> _Dataset records_:
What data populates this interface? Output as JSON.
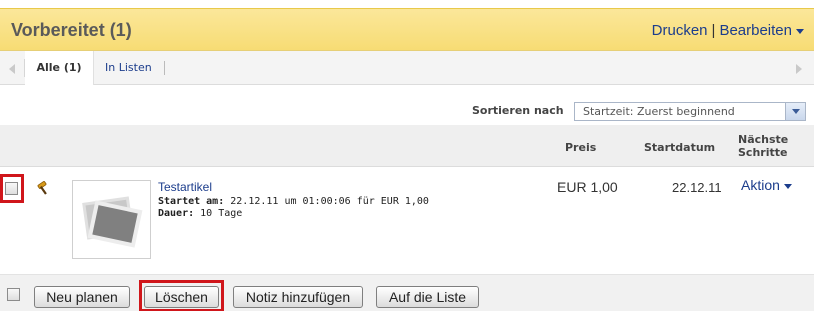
{
  "header": {
    "title": "Vorbereitet (1)",
    "print_label": "Drucken",
    "separator": "|",
    "edit_label": "Bearbeiten"
  },
  "tabs": [
    {
      "label": "Alle (1)",
      "active": true
    },
    {
      "label": "In Listen",
      "active": false
    }
  ],
  "sort": {
    "label": "Sortieren nach",
    "selected": "Startzeit: Zuerst beginnend"
  },
  "columns": {
    "price": "Preis",
    "start_date": "Startdatum",
    "next_steps": "Nächste Schritte"
  },
  "item": {
    "title": "Testartikel",
    "start_label": "Startet am:",
    "start_value": "22.12.11 um 01:00:06 für EUR 1,00",
    "duration_label": "Dauer:",
    "duration_value": "10 Tage",
    "price": "EUR 1,00",
    "start_date": "22.12.11",
    "action_label": "Aktion"
  },
  "footer": {
    "buttons": [
      "Neu planen",
      "Löschen",
      "Notiz hinzufügen",
      "Auf die Liste"
    ]
  },
  "colors": {
    "header_bg": "#f7dc74",
    "link": "#1c3d8c",
    "highlight": "#d0161b"
  },
  "icons": [
    "hammer-icon",
    "image-placeholder-icon",
    "chevron-left-icon",
    "chevron-right-icon",
    "dropdown-arrow-icon"
  ]
}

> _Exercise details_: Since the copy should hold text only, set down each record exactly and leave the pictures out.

> _Response to the task_:
What data populates this interface? Output as JSON.
{
  "header": {
    "title": "Vorbereitet (1)",
    "print_label": "Drucken",
    "separator": "|",
    "edit_label": "Bearbeiten"
  },
  "tabs": [
    {
      "label": "Alle (1)",
      "active": true
    },
    {
      "label": "In Listen",
      "active": false
    }
  ],
  "sort": {
    "label": "Sortieren nach",
    "selected": "Startzeit: Zuerst beginnend"
  },
  "columns": {
    "price": "Preis",
    "start_date": "Startdatum",
    "next_steps": "Nächste Schritte"
  },
  "item": {
    "title": "Testartikel",
    "start_label": "Startet am:",
    "start_value": "22.12.11 um 01:00:06 für EUR 1,00",
    "duration_label": "Dauer:",
    "duration_value": "10 Tage",
    "price": "EUR 1,00",
    "start_date": "22.12.11",
    "action_label": "Aktion"
  },
  "footer": {
    "buttons": [
      "Neu planen",
      "Löschen",
      "Notiz hinzufügen",
      "Auf die Liste"
    ]
  },
  "colors": {
    "header_bg": "#f7dc74",
    "link": "#1c3d8c",
    "highlight": "#d0161b"
  },
  "icons": [
    "hammer-icon",
    "image-placeholder-icon",
    "chevron-left-icon",
    "chevron-right-icon",
    "dropdown-arrow-icon"
  ]
}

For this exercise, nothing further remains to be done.